New capabilities of SURE 2.0 on show at online event

Australia’s leading data custodians and users of linked data joined an online showcase of the new ways in which SURE 2.0 is supporting health research through improved data sharing and analysis capabilities.

‘SURE 2.0: Ready for the future of research’ was held online on July 27, bringing together more than 100 researchers, data users and data custodians to learn about the new capabilities SURE has established and the impact of research being conducted in SURE.

‘SURE 2.0: Ready for the future of research’ brought together researchers, data managers and custodians.

Attendees heard from Dr Merran Smith, Chief Executive of Population Health Research Network, SURE’s primary funding partner. Dr Smith spoke about the vital role SURE has played in the management of Australia’s linked health data since its establishment. She also discussed the growing importance and complexity of linked data and how SURE can support its potential use by omics and AI research.

“I think there’ll be more clinical data, more omics data and more imaging data going forward,” Dr Smith said. “Data from biobanks is already being linked to population data, and that’s a sign of things to come.”

SURE’s steady growth in users and storage capacity, along with its open-access design, means that it can support this emerging data environment, Dr Smith said. “SURE’s infrastructure is essential for all of these health research futures.”

Matt Gorringe, Director of SURE, outlined the recent and planned improvements in SURE’s capabilities to support research. SURE’s virtual machines now have an “almost limitless” amount of memory available as well as new powerful computational hardware such as GPUs being used for machine learning and imaging analysis, with more upgrades to computing and storage coming soon.

“These improvements have extended SURE’s capabilities for custodians and users – there’s more than 650 users in SURE today, and more than 30 different data custodians that are making data available through SURE,” he said. “It’s now much more than just health data: there’s a lot of human services data and social services data too.”

Associate Professor Gillian Caughey, Associate Director of the Registry of Senior Australians (ROSA), spoke about how SURE has supported the massive growth of the clinical quality registry and data platform since its launch in 2017. ROSA now has 4.6 billion records, which include national aged care services data and numerous health and human services data linkages. SURE worked closely with ROSA to improve storage and analytical speed for users, said Associate Professor Caughey.  

“The only reason we’re able to access all this data is because it’s actually stored under this safe and secure platform of SURE,” she said.  

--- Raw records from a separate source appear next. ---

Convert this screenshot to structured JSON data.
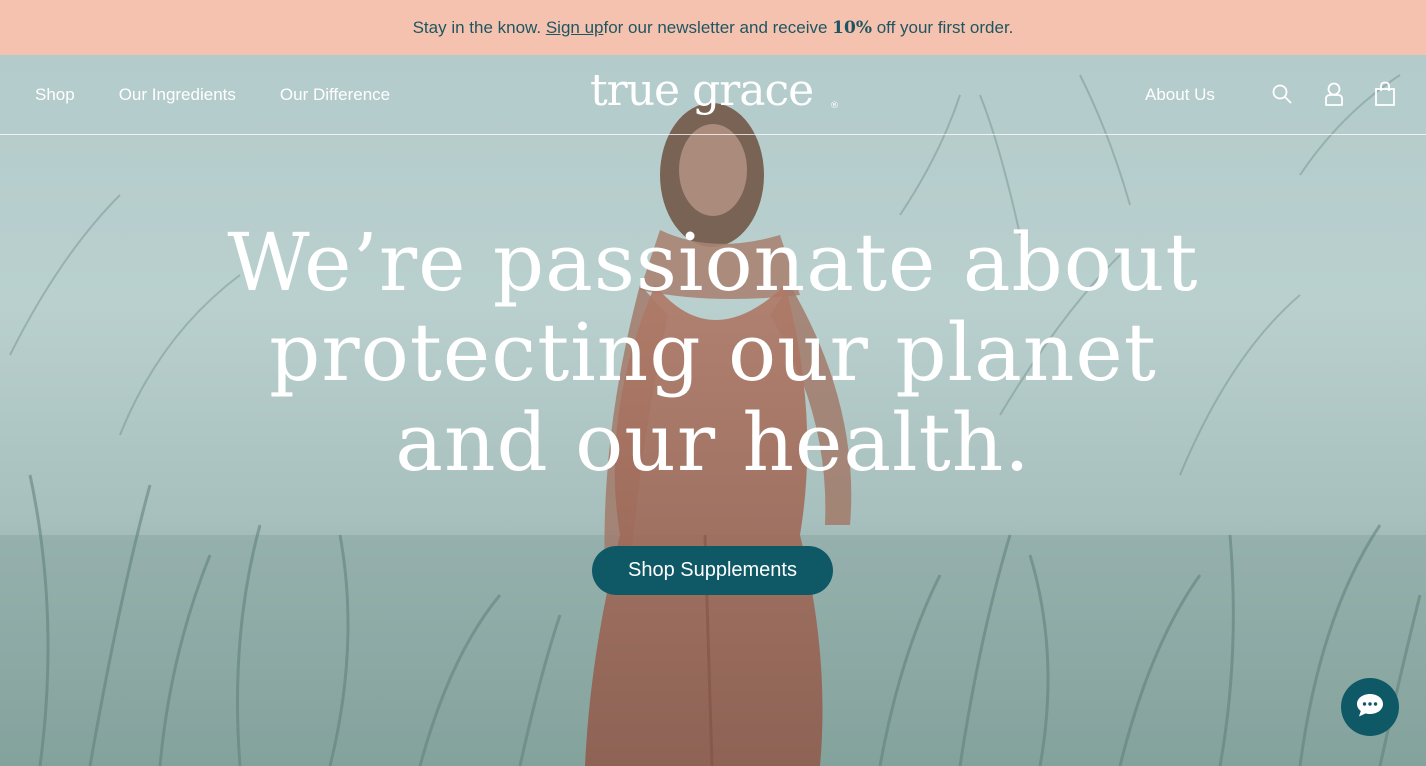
{
  "announcement": {
    "prefix": "Stay in the know. ",
    "link": "Sign up ",
    "middle": "for our newsletter and receive ",
    "discount": "10%",
    "suffix": " off your first order."
  },
  "nav": {
    "left": [
      "Shop",
      "Our Ingredients",
      "Our Difference"
    ],
    "right": "About Us"
  },
  "logo": {
    "text": "true grace",
    "reg": "®"
  },
  "icons": [
    "search-icon",
    "account-icon",
    "cart-icon",
    "chat-icon"
  ],
  "hero": {
    "headline": [
      "We’re passionate about",
      "protecting our planet",
      "and our health."
    ],
    "cta": "Shop Supplements"
  },
  "colors": {
    "announcement_bg": "#f6c2b0",
    "brand_teal": "#0f5967",
    "text_teal": "#1d5661"
  }
}
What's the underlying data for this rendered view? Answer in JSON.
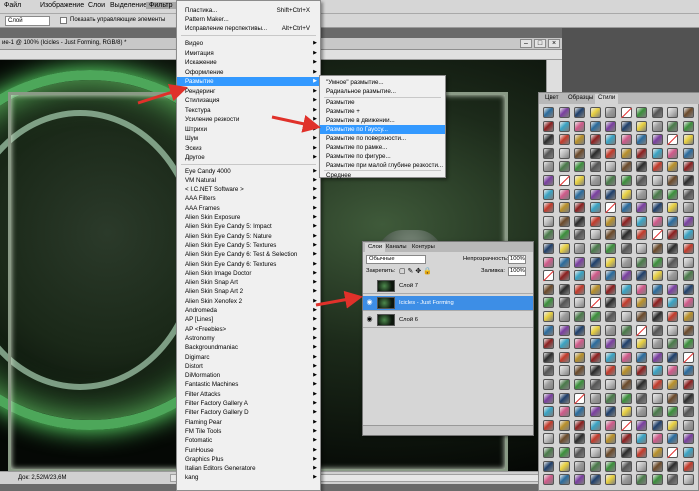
{
  "menubar": {
    "items": [
      "Файл",
      "Изображение",
      "Слои",
      "Выделение",
      "Фильтр"
    ]
  },
  "options": {
    "layer_select": "Слой",
    "show_controls_label": "Показать управляющие элементы"
  },
  "document": {
    "tab_title": "ие-1 @ 100% (Icicles - Just Forming, RGB/8) *",
    "status": "Док: 2,52М/23,6М"
  },
  "filter_menu": {
    "top_items": [
      {
        "label": "Пластика...",
        "shortcut": "Shift+Ctrl+X"
      },
      {
        "label": "Pattern Maker...",
        "shortcut": ""
      },
      {
        "label": "Исправление перспективы...",
        "shortcut": "Alt+Ctrl+V"
      }
    ],
    "categories": [
      "Видео",
      "Имитация",
      "Искажение",
      "Оформление",
      "Размытие",
      "Рендеринг",
      "Стилизация",
      "Текстура",
      "Усиление резкости",
      "Штрихи",
      "Шум",
      "Эскиз",
      "Другое"
    ],
    "highlighted": "Размытие",
    "plugins": [
      "Eye Candy 4000",
      "VM Natural",
      "< I.C.NET Software >",
      "AAA Filters",
      "AAA Frames",
      "Alien Skin Exposure",
      "Alien Skin Eye Candy 5: Impact",
      "Alien Skin Eye Candy 5: Nature",
      "Alien Skin Eye Candy 5: Textures",
      "Alien Skin Eye Candy 6: Test & Selection",
      "Alien Skin Eye Candy 6: Textures",
      "Alien Skin Image Doctor",
      "Alien Skin Snap Art",
      "Alien Skin Snap Art 2",
      "Alien Skin Xenofex 2",
      "Andromeda",
      "AP [Lines]",
      "AP <Freebies>",
      "Astronomy",
      "Backgroundmaniac",
      "Digimarc",
      "Distort",
      "DiMormation",
      "Fantastic Machines",
      "Filter Attacks",
      "Filter Factory Gallery A",
      "Filter Factory Gallery D",
      "Flaming Pear",
      "FM Tile Tools",
      "Fotomatic",
      "FunHouse",
      "Graphics Plus",
      "Italian Editors Generatore",
      "kang"
    ]
  },
  "blur_submenu": {
    "items": [
      "\"Умное\" размытие...",
      "Радиальное размытие...",
      "Размытие",
      "Размытие +",
      "Размытие в движении...",
      "Размытие по Гауссу...",
      "Размытие по поверхности...",
      "Размытие по рамке...",
      "Размытие по фигуре...",
      "Размытие при малой глубине резкости...",
      "Среднее"
    ],
    "highlighted": "Размытие по Гауссу..."
  },
  "layers_panel": {
    "tabs": [
      "Слои",
      "Каналы",
      "Контуры"
    ],
    "blend_mode": "Обычные",
    "opacity_label": "Непрозрачность:",
    "opacity_value": "100%",
    "lock_label": "Закрепить:",
    "fill_label": "Заливка:",
    "fill_value": "100%",
    "layers": [
      {
        "name": "Слой 7",
        "visible": false,
        "selected": false
      },
      {
        "name": "Icicles - Just Forming",
        "visible": true,
        "selected": true
      },
      {
        "name": "Слой 6",
        "visible": true,
        "selected": false
      }
    ]
  },
  "styles_panel": {
    "tabs": [
      "Цвет",
      "Образцы",
      "Стили"
    ],
    "active_tab": "Стили"
  },
  "colors": {
    "highlight": "#3399ff",
    "arrow": "#e0312a"
  }
}
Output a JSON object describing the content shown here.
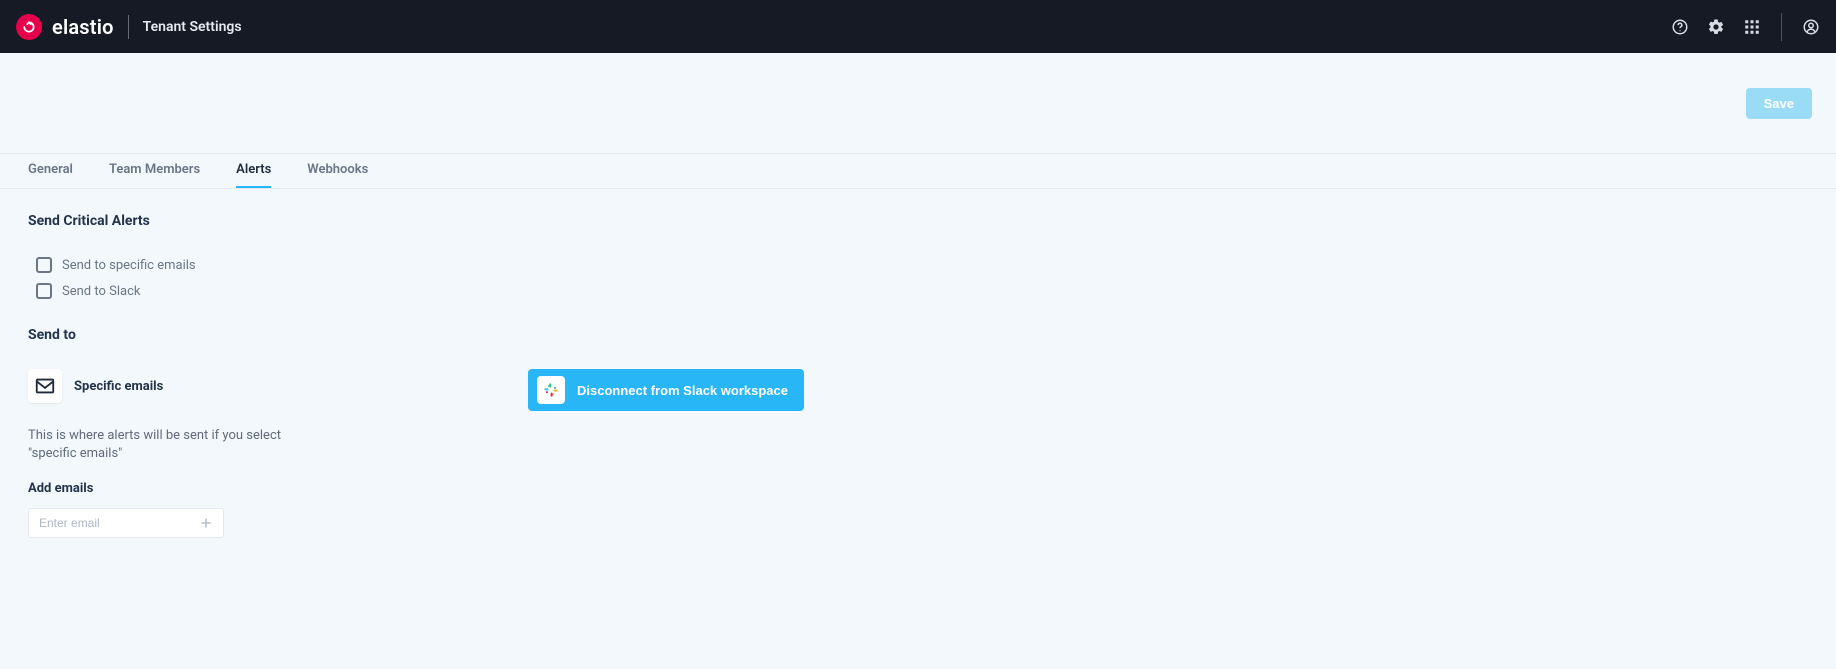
{
  "header": {
    "brand": "elastio",
    "page_title": "Tenant Settings"
  },
  "toolbar": {
    "save_label": "Save"
  },
  "tabs": [
    {
      "label": "General",
      "active": false
    },
    {
      "label": "Team Members",
      "active": false
    },
    {
      "label": "Alerts",
      "active": true
    },
    {
      "label": "Webhooks",
      "active": false
    }
  ],
  "alerts": {
    "section_title": "Send Critical Alerts",
    "checkboxes": {
      "emails_label": "Send to specific emails",
      "slack_label": "Send to Slack"
    },
    "send_to_title": "Send to",
    "specific_emails": {
      "label": "Specific emails",
      "description": "This is where alerts will be sent if you select \"specific emails\"",
      "add_title": "Add emails",
      "input_placeholder": "Enter email"
    },
    "slack": {
      "button_label": "Disconnect from Slack workspace"
    }
  }
}
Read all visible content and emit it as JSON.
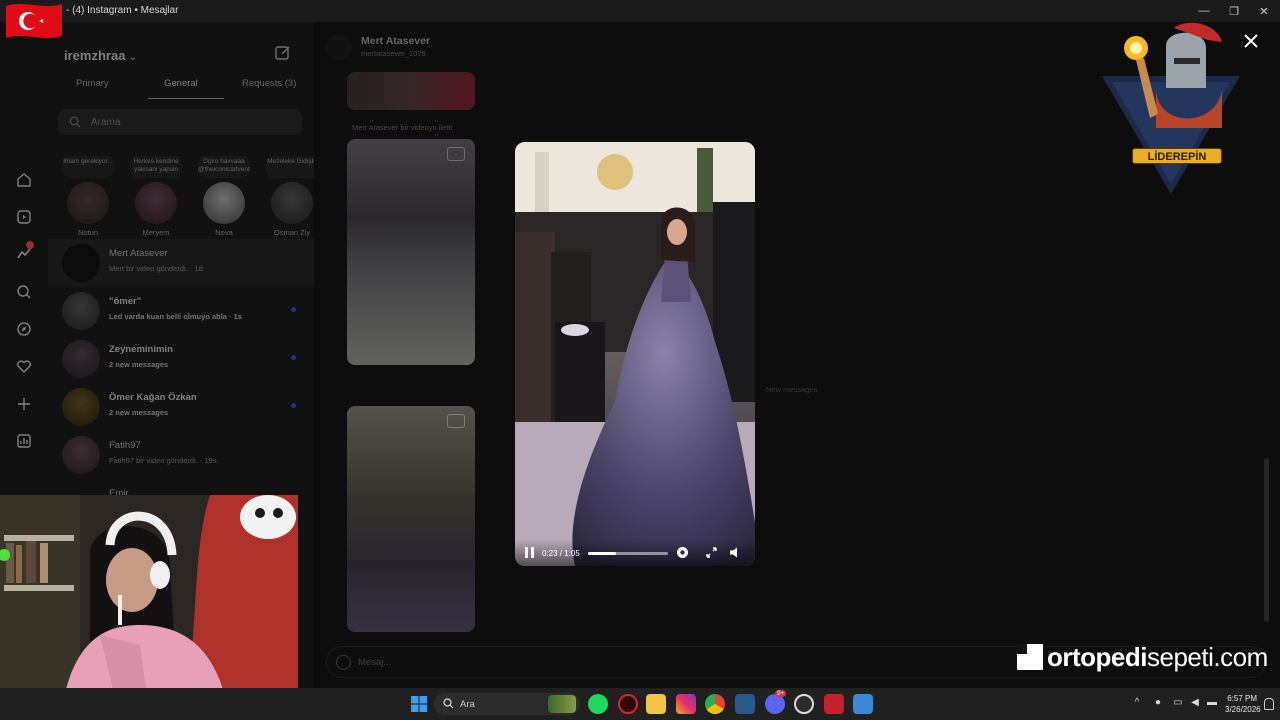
{
  "window": {
    "title": "(4) Instagram • Mesajlar",
    "title_prefix": "- ",
    "accent": "#2b3c86"
  },
  "inbox": {
    "username": "iremzhraa",
    "tabs": [
      {
        "label": "Primary",
        "active": false
      },
      {
        "label": "General",
        "active": true
      },
      {
        "label": "Requests (3)",
        "active": false
      }
    ],
    "search_placeholder": "Arama",
    "notes": [
      {
        "text": "İlham gerekiyor...",
        "name": "Notun"
      },
      {
        "text": "Herkes kendine yakisani yapsin",
        "name": "Meryem"
      },
      {
        "text": "Dgko havvaaa @theiconicadventuresofevaa",
        "name": "Nova"
      },
      {
        "text": "Mezeleke Gidiştir",
        "name": "Osman Ziy"
      }
    ],
    "conversations": [
      {
        "name": "Mert Atasever",
        "preview": "Mert bir video gönderdi. · 1d",
        "selected": true,
        "unread": false
      },
      {
        "name": "\"ömer\"",
        "preview": "Led varda kuan belli olmuyo abla · 1s",
        "selected": false,
        "unread": true
      },
      {
        "name": "Zeyneminimin",
        "preview": "2 new messages",
        "selected": false,
        "unread": true
      },
      {
        "name": "Ömer Kağan Özkan",
        "preview": "2 new messages",
        "selected": false,
        "unread": true
      },
      {
        "name": "Fatih97",
        "preview": "Fatih97 bir video gönderdi. · 19s",
        "selected": false,
        "unread": false
      },
      {
        "name": "Emir",
        "preview": "",
        "selected": false,
        "unread": false
      }
    ]
  },
  "chat": {
    "name": "Mert Atasever",
    "handle": "mertatasever_1079",
    "system_message": "Mert Atasever bir videoyu iletti",
    "new_messages_label": "New messages",
    "composer_placeholder": "Mesaj..."
  },
  "player": {
    "time": "0:23 / 1:05",
    "progress": 0.354
  },
  "overlays": {
    "badge_text": "LİDEREPİN",
    "watermark_bold": "ortopedi",
    "watermark_rest": "sepeti.com"
  },
  "taskbar": {
    "search_placeholder": "Ara",
    "time": "6:57 PM",
    "date": "3/26/2026",
    "notification_count": "9+"
  }
}
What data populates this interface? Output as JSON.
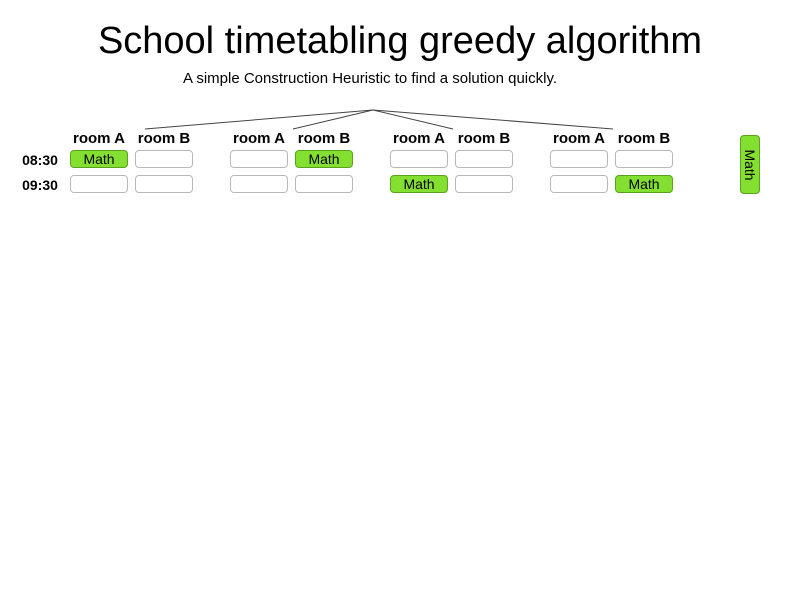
{
  "title": "School timetabling greedy algorithm",
  "subtitle": "A simple Construction Heuristic to find a solution quickly.",
  "timeslots": [
    "08:30",
    "09:30"
  ],
  "rooms": [
    "room A",
    "room B"
  ],
  "states": [
    {
      "cells": [
        [
          "Math",
          ""
        ],
        [
          "",
          ""
        ]
      ]
    },
    {
      "cells": [
        [
          "",
          "Math"
        ],
        [
          "",
          ""
        ]
      ]
    },
    {
      "cells": [
        [
          "",
          ""
        ],
        [
          "Math",
          ""
        ]
      ]
    },
    {
      "cells": [
        [
          "",
          ""
        ],
        [
          "",
          "Math"
        ]
      ]
    }
  ],
  "unassigned_lesson": "Math",
  "colors": {
    "lesson_fill": "#84e030",
    "lesson_border": "#5aa21c",
    "cell_border": "#b8b8b8"
  }
}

Bringing together big data like this has already had an impact on aged care. ROSA contributed to the recent Royal Commission into Aged Care Quality and Safety, and supplies quality and safety metrics to South Australian aged care providers, based on the data it receives from them.

“We’re a relatively new research centre, but we’ve been able to influence both policy and practice,” said Associate Professor Caughey.

Dr Diane Watson, Chief Executive of the NSW Bureau of Health Information, shared some more fascinating examples of data available through SURE, such as survey results from more than 900,000 NSW hospital patients.

“Researchers have access to internationally unique data in terms of the volume of completed surveys and the robust, representative information across many hospitals in NSW,” Dr Watson said.

These patient-reported experiences and outcomes include reflections on a care journey or an acute episode of illness, at periods of either a month or three months or 12 months later.

“We want to collaborate with researchers using SURE to ensure that this information is used to improve care in NSW.”

Dr Fleur de Crespigny, Acting Head of Data Strategies and Discovery Group at the Australian Institute of Health and Welfare (AIHW), spoke about the legal and ethical underpinnings of data access and how SURE works closely with AIHW to ensure strong data governance.

“We’re aiming to share and release useful, legal and safe data while minimizing the cost to researchers,” said Dr de Crespigny.

With nearly 300 researchers currently accessing AIHW data through SURE, security is paramount. SURE’s onshore storage of data, plus its researcher training and data governance capabilities all demonstrate its commitment to data-sharing obligations, Dr de Crespigny said.

“We have a really strong working relationship with SURE which I think is essential at a time when the data landscape is evolving rapidly.”

SURE is operated by the Sax Institute and is supported by the Population Health Research Network which is an initiative of the Australian Government National Collaborative Research Infrastructure Strategy (NCRIS) and the NSW Government.

A recording of ‘Sure 2.0: Ready for the future of research’ can be viewed below or here: